Start at the first record below and retype through the last, exactly.

----- SUPPLIED INFORMATION -----

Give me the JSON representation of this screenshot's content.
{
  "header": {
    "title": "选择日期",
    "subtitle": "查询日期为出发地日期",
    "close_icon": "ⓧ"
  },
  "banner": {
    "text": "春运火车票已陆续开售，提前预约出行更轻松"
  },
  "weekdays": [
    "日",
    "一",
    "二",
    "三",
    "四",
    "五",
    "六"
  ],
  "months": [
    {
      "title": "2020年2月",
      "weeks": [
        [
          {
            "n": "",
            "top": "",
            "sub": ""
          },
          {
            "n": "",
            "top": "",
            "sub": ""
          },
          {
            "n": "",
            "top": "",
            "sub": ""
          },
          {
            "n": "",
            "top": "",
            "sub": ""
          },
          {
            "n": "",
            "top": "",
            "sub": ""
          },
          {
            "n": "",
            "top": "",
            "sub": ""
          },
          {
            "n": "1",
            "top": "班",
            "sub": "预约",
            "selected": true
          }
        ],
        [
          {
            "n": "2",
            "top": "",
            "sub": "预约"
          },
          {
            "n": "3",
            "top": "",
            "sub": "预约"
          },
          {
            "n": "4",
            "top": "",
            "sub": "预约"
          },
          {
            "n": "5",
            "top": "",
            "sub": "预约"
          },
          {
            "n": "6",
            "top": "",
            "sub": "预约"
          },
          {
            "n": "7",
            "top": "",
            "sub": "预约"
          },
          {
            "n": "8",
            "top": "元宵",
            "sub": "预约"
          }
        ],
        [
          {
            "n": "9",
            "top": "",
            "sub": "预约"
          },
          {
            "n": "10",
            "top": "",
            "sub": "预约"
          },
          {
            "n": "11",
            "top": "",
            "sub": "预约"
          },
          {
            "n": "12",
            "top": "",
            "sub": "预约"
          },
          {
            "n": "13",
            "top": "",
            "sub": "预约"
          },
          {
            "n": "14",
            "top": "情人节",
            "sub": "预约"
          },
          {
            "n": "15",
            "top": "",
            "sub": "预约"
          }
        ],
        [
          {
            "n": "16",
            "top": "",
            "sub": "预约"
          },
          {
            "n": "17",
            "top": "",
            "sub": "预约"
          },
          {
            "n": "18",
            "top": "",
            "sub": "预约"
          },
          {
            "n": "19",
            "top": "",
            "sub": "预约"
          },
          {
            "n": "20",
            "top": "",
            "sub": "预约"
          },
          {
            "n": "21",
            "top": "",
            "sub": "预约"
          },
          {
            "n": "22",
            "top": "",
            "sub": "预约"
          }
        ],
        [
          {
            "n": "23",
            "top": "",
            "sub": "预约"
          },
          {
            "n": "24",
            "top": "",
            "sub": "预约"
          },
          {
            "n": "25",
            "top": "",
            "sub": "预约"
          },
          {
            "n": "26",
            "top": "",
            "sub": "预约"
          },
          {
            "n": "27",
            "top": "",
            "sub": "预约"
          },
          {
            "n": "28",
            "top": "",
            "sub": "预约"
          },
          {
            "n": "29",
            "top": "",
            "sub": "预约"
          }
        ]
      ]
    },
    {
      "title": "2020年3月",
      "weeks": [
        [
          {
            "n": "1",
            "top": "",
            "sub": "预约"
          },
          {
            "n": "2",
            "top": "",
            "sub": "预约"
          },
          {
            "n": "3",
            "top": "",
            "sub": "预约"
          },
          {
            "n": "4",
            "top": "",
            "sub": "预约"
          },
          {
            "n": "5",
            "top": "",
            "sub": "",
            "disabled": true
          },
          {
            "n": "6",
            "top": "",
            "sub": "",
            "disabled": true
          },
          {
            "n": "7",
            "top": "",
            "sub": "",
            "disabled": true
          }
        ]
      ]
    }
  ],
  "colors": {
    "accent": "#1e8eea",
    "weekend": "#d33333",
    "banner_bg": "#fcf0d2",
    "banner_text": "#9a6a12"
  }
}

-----

** RESULT OF THIS EXERCISE **
Give me the JSON representation of this screenshot's content.
{
  "header": {
    "title": "选择日期",
    "subtitle": "查询日期为出发地日期",
    "close_icon": "ⓧ"
  },
  "banner": {
    "text": "春运火车票已陆续开售，提前预约出行更轻松"
  },
  "weekdays": [
    "日",
    "一",
    "二",
    "三",
    "四",
    "五",
    "六"
  ],
  "months": [
    {
      "title": "2020年2月",
      "weeks": [
        [
          {
            "n": "",
            "top": "",
            "sub": ""
          },
          {
            "n": "",
            "top": "",
            "sub": ""
          },
          {
            "n": "",
            "top": "",
            "sub": ""
          },
          {
            "n": "",
            "top": "",
            "sub": ""
          },
          {
            "n": "",
            "top": "",
            "sub": ""
          },
          {
            "n": "",
            "top": "",
            "sub": ""
          },
          {
            "n": "1",
            "top": "班",
            "sub": "预约",
            "selected": true
          }
        ],
        [
          {
            "n": "2",
            "top": "",
            "sub": "预约"
          },
          {
            "n": "3",
            "top": "",
            "sub": "预约"
          },
          {
            "n": "4",
            "top": "",
            "sub": "预约"
          },
          {
            "n": "5",
            "top": "",
            "sub": "预约"
          },
          {
            "n": "6",
            "top": "",
            "sub": "预约"
          },
          {
            "n": "7",
            "top": "",
            "sub": "预约"
          },
          {
            "n": "8",
            "top": "元宵",
            "sub": "预约"
          }
        ],
        [
          {
            "n": "9",
            "top": "",
            "sub": "预约"
          },
          {
            "n": "10",
            "top": "",
            "sub": "预约"
          },
          {
            "n": "11",
            "top": "",
            "sub": "预约"
          },
          {
            "n": "12",
            "top": "",
            "sub": "预约"
          },
          {
            "n": "13",
            "top": "",
            "sub": "预约"
          },
          {
            "n": "14",
            "top": "情人节",
            "sub": "预约"
          },
          {
            "n": "15",
            "top": "",
            "sub": "预约"
          }
        ],
        [
          {
            "n": "16",
            "top": "",
            "sub": "预约"
          },
          {
            "n": "17",
            "top": "",
            "sub": "预约"
          },
          {
            "n": "18",
            "top": "",
            "sub": "预约"
          },
          {
            "n": "19",
            "top": "",
            "sub": "预约"
          },
          {
            "n": "20",
            "top": "",
            "sub": "预约"
          },
          {
            "n": "21",
            "top": "",
            "sub": "预约"
          },
          {
            "n": "22",
            "top": "",
            "sub": "预约"
          }
        ],
        [
          {
            "n": "23",
            "top": "",
            "sub": "预约"
          },
          {
            "n": "24",
            "top": "",
            "sub": "预约"
          },
          {
            "n": "25",
            "top": "",
            "sub": "预约"
          },
          {
            "n": "26",
            "top": "",
            "sub": "预约"
          },
          {
            "n": "27",
            "top": "",
            "sub": "预约"
          },
          {
            "n": "28",
            "top": "",
            "sub": "预约"
          },
          {
            "n": "29",
            "top": "",
            "sub": "预约"
          }
        ]
      ]
    },
    {
      "title": "2020年3月",
      "weeks": [
        [
          {
            "n": "1",
            "top": "",
            "sub": "预约"
          },
          {
            "n": "2",
            "top": "",
            "sub": "预约"
          },
          {
            "n": "3",
            "top": "",
            "sub": "预约"
          },
          {
            "n": "4",
            "top": "",
            "sub": "预约"
          },
          {
            "n": "5",
            "top": "",
            "sub": "",
            "disabled": true
          },
          {
            "n": "6",
            "top": "",
            "sub": "",
            "disabled": true
          },
          {
            "n": "7",
            "top": "",
            "sub": "",
            "disabled": true
          }
        ]
      ]
    }
  ],
  "colors": {
    "accent": "#1e8eea",
    "weekend": "#d33333",
    "banner_bg": "#fcf0d2",
    "banner_text": "#9a6a12"
  }
}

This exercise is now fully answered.